Page and application data records:
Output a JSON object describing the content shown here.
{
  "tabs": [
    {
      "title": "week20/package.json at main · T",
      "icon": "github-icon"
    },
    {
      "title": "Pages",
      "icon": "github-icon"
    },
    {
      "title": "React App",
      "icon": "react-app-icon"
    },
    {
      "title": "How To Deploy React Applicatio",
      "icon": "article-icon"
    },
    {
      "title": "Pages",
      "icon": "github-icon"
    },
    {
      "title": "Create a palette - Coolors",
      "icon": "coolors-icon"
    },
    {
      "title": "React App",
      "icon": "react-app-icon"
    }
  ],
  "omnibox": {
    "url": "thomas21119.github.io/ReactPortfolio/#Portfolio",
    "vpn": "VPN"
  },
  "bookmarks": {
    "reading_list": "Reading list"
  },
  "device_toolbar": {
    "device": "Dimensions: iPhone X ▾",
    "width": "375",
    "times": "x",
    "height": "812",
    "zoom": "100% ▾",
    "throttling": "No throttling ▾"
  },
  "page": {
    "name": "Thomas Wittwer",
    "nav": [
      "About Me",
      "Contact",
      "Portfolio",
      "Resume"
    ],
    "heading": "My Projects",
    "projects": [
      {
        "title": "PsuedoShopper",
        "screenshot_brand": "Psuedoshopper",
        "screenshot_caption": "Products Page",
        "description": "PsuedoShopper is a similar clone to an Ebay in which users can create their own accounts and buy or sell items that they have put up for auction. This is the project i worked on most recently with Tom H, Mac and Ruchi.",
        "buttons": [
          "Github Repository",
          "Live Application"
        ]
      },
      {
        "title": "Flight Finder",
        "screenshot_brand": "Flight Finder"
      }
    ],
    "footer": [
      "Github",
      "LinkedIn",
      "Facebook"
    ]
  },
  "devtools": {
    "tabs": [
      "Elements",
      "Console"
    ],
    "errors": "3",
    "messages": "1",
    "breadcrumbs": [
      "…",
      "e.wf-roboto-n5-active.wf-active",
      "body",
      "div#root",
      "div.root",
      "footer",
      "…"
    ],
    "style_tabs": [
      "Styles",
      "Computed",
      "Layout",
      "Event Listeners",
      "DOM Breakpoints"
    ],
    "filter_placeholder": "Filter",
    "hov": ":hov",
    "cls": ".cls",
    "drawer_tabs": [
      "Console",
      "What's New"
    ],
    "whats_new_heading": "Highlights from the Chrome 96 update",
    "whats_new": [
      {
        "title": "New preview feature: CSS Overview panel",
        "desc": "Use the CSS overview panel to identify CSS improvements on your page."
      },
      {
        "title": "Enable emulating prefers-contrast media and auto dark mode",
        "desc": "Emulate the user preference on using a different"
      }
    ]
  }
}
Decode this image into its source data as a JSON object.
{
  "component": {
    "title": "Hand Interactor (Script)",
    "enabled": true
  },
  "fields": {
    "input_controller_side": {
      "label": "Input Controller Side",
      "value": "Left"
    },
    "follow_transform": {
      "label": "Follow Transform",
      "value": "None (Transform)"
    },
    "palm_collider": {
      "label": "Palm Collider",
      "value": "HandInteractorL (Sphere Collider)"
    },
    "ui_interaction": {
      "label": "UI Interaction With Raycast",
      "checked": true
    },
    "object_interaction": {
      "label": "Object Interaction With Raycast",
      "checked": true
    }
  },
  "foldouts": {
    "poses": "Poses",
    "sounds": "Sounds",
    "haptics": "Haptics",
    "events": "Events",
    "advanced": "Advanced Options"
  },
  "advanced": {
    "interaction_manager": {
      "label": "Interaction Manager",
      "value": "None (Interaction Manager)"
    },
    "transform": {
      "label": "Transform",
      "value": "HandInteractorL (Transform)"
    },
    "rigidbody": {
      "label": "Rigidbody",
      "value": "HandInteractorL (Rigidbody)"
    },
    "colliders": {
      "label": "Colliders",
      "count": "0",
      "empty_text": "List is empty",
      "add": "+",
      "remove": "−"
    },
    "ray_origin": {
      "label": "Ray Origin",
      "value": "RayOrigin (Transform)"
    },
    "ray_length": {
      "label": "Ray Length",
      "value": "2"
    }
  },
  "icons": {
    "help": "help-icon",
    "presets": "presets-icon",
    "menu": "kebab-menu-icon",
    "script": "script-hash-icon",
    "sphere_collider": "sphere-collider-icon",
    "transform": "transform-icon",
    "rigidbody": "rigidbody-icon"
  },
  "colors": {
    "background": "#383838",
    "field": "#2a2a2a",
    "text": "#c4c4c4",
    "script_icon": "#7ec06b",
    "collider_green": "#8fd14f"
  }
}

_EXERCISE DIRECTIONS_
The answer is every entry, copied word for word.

_REPLY TO THE EXERCISE_
Output a JSON object describing the content shown here.
{
  "tabs": [
    {
      "title": "week20/package.json at main · T",
      "icon": "github-icon"
    },
    {
      "title": "Pages",
      "icon": "github-icon"
    },
    {
      "title": "React App",
      "icon": "react-app-icon"
    },
    {
      "title": "How To Deploy React Applicatio",
      "icon": "article-icon"
    },
    {
      "title": "Pages",
      "icon": "github-icon"
    },
    {
      "title": "Create a palette - Coolors",
      "icon": "coolors-icon"
    },
    {
      "title": "React App",
      "icon": "react-app-icon"
    }
  ],
  "omnibox": {
    "url": "thomas21119.github.io/ReactPortfolio/#Portfolio",
    "vpn": "VPN"
  },
  "bookmarks": {
    "reading_list": "Reading list"
  },
  "device_toolbar": {
    "device": "Dimensions: iPhone X ▾",
    "width": "375",
    "times": "x",
    "height": "812",
    "zoom": "100% ▾",
    "throttling": "No throttling ▾"
  },
  "page": {
    "name": "Thomas Wittwer",
    "nav": [
      "About Me",
      "Contact",
      "Portfolio",
      "Resume"
    ],
    "heading": "My Projects",
    "projects": [
      {
        "title": "PsuedoShopper",
        "screenshot_brand": "Psuedoshopper",
        "screenshot_caption": "Products Page",
        "description": "PsuedoShopper is a similar clone to an Ebay in which users can create their own accounts and buy or sell items that they have put up for auction. This is the project i worked on most recently with Tom H, Mac and Ruchi.",
        "buttons": [
          "Github Repository",
          "Live Application"
        ]
      },
      {
        "title": "Flight Finder",
        "screenshot_brand": "Flight Finder"
      }
    ],
    "footer": [
      "Github",
      "LinkedIn",
      "Facebook"
    ]
  },
  "devtools": {
    "tabs": [
      "Elements",
      "Console"
    ],
    "errors": "3",
    "messages": "1",
    "breadcrumbs": [
      "…",
      "e.wf-roboto-n5-active.wf-active",
      "body",
      "div#root",
      "div.root",
      "footer",
      "…"
    ],
    "style_tabs": [
      "Styles",
      "Computed",
      "Layout",
      "Event Listeners",
      "DOM Breakpoints"
    ],
    "filter_placeholder": "Filter",
    "hov": ":hov",
    "cls": ".cls",
    "drawer_tabs": [
      "Console",
      "What's New"
    ],
    "whats_new_heading": "Highlights from the Chrome 96 update",
    "whats_new": [
      {
        "title": "New preview feature: CSS Overview panel",
        "desc": "Use the CSS overview panel to identify CSS improvements on your page."
      },
      {
        "title": "Enable emulating prefers-contrast media and auto dark mode",
        "desc": "Emulate the user preference on using a different"
      }
    ]
  }
}
Decode this image into its source data as a JSON object.
{
  "component": {
    "title": "Hand Interactor (Script)",
    "enabled": true
  },
  "fields": {
    "input_controller_side": {
      "label": "Input Controller Side",
      "value": "Left"
    },
    "follow_transform": {
      "label": "Follow Transform",
      "value": "None (Transform)"
    },
    "palm_collider": {
      "label": "Palm Collider",
      "value": "HandInteractorL (Sphere Collider)"
    },
    "ui_interaction": {
      "label": "UI Interaction With Raycast",
      "checked": true
    },
    "object_interaction": {
      "label": "Object Interaction With Raycast",
      "checked": true
    }
  },
  "foldouts": {
    "poses": "Poses",
    "sounds": "Sounds",
    "haptics": "Haptics",
    "events": "Events",
    "advanced": "Advanced Options"
  },
  "advanced": {
    "interaction_manager": {
      "label": "Interaction Manager",
      "value": "None (Interaction Manager)"
    },
    "transform": {
      "label": "Transform",
      "value": "HandInteractorL (Transform)"
    },
    "rigidbody": {
      "label": "Rigidbody",
      "value": "HandInteractorL (Rigidbody)"
    },
    "colliders": {
      "label": "Colliders",
      "count": "0",
      "empty_text": "List is empty",
      "add": "+",
      "remove": "−"
    },
    "ray_origin": {
      "label": "Ray Origin",
      "value": "RayOrigin (Transform)"
    },
    "ray_length": {
      "label": "Ray Length",
      "value": "2"
    }
  },
  "icons": {
    "help": "help-icon",
    "presets": "presets-icon",
    "menu": "kebab-menu-icon",
    "script": "script-hash-icon",
    "sphere_collider": "sphere-collider-icon",
    "transform": "transform-icon",
    "rigidbody": "rigidbody-icon"
  },
  "colors": {
    "background": "#383838",
    "field": "#2a2a2a",
    "text": "#c4c4c4",
    "script_icon": "#7ec06b",
    "collider_green": "#8fd14f"
  }
}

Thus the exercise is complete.